5. Jiang Y, Chang DS, Zhu H, et al. Longitudinal changes of angle configuration in primary angle-closure suspects: the Zhongshan Angle-Closure Prevention Trial. Ophthalmology. 2014;121:1699-1705.
6. Srinivasan K, Zebardast N, Krishnamurthy P, et al. Comparison of new visual disturbances after superior versus nasal/temporal laser peripheral iridotomy: a prospective randomized clinical trial. Ophthalmology. 2018;125(3):345-351.
7. He M, Jiang Y, Huang S, et al. Laser peripheral iridotomy for the prevention of angle closure: a single-centre, randomised controlled trial [published online March 13, 2019]. Lancet. doi:10.1016/S0140-6736(18)32607-2.
8. Tham CC, Kwon YY, Leung DY, et al. Phacoemulsification versus combined phacotrabeculectomy in medically uncontrolled chronic angle closure glaucoma with cataracts. Ophthalmology. 2009;116(4):725-731.
9. Lai J, Tham C, Chan JC. The clinical outcomes of cataract extraction by phacoemulsification in eyes with primary angle-closure glaucoma (PACG) and co-existing cataract: a prospective case series. J Glaucoma. 2006;15(1):47-52.
10. Tham CC, Kwong YY, Baig N, et al. Phacoemulsification versus trabeculectomy in medically uncontrolled chronic angle-closure glaucoma without cataract. Ophthalmology. 2013;120(1):62-67.
11. Azuara-Blanco A, Burr J, Ramsay C, et al. Effectiveness of early lens extraction for the treatment of angle-closure glaucoma (EAGLE): a randomised controlled trial. Lancet. 2016;388(10052):1389-1397.
12. Rodrigues IA, Alaghband P, Beltran Agullo L, et al. Aqueous outflow facility after phacoemulsification with or without goniosynechialysis in primary angle closure: a randomised controlled study. Br J Ophthalmol. 2017;101(7):879-885.
13. Zhang H, Tang G, Liu J. Effects of phacoemulsification combined with goniosynechialysis on primary angle-closure glaucoma.
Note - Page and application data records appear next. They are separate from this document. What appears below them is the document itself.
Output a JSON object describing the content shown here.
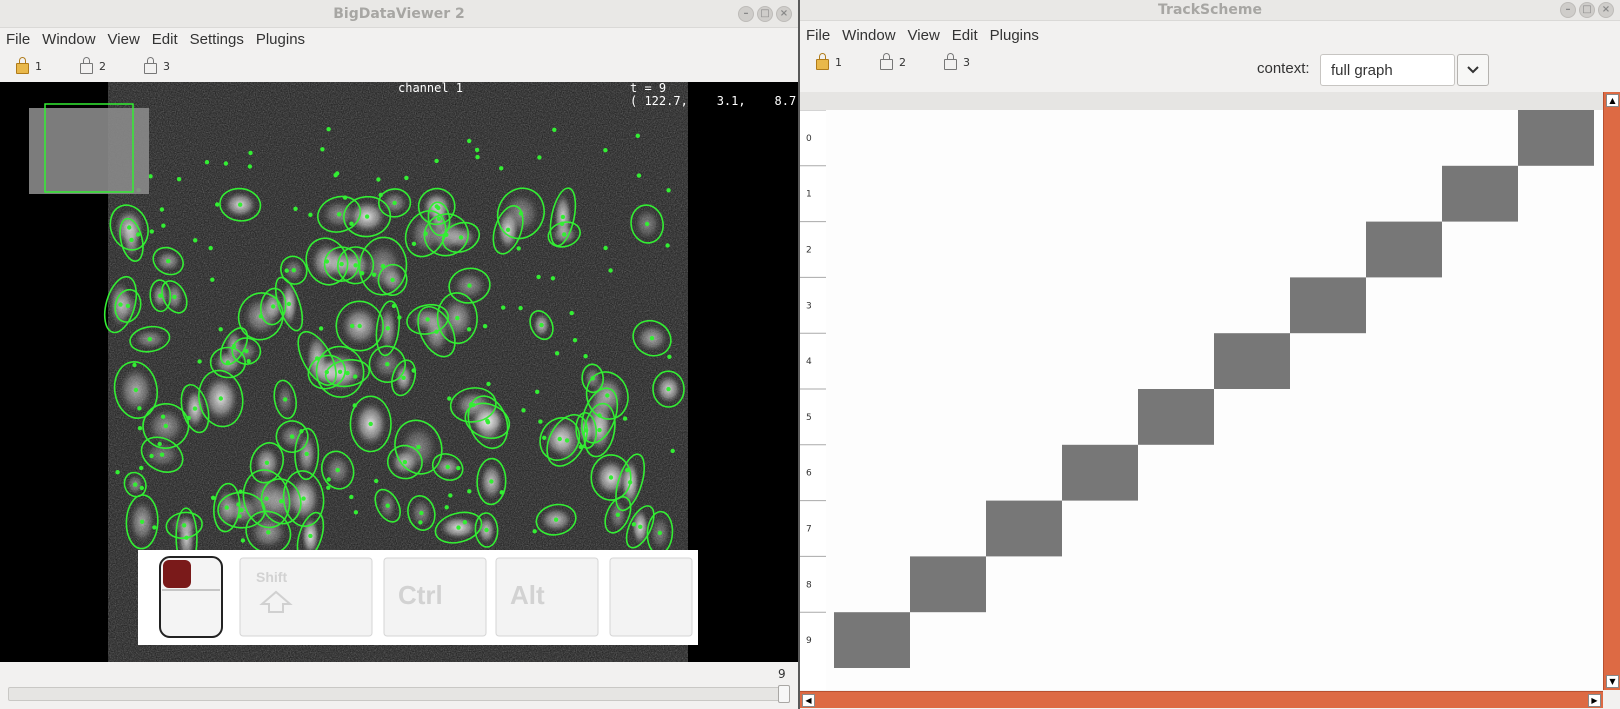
{
  "bdv": {
    "title": "BigDataViewer 2",
    "menu": [
      "File",
      "Window",
      "View",
      "Edit",
      "Settings",
      "Plugins"
    ],
    "locks": [
      "1",
      "2",
      "3"
    ],
    "overlay": {
      "channel": "channel 1",
      "time": "t = 9",
      "coords": "( 122.7,    3.1,    8.7)"
    },
    "keys": {
      "shift": "Shift",
      "ctrl": "Ctrl",
      "alt": "Alt"
    },
    "timepoint": {
      "label": "9",
      "value": 9,
      "max": 9
    }
  },
  "trackscheme": {
    "title": "TrackScheme",
    "menu": [
      "File",
      "Window",
      "View",
      "Edit",
      "Plugins"
    ],
    "locks": [
      "1",
      "2",
      "3"
    ],
    "context_label": "context:",
    "context_value": "full graph",
    "row_labels": [
      "0",
      "1",
      "2",
      "3",
      "4",
      "5",
      "6",
      "7",
      "8",
      "9"
    ]
  },
  "colors": {
    "spot": "#33ee33",
    "block": "#777777",
    "scroll_accent": "#dd6a44"
  }
}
J Glaucoma. 2016;25:e499-e503.
Sarwat Salim, MD | Section Editor
• Professor of Ophthalmology, Vice Chair of Clinical and Academic Affairs, and Director of the Glaucoma Service, Tufts University School of Medicine, Boston
• GT Editorial Advisory Board Member
Chandrasekharan Krishnan, MD
• Assistant Professor of Ophthalmology, Tufts University School of Medicine
• Glaucoma Fellowship Director, New England Eye Center, Massachusetts
• Financial disclosure: None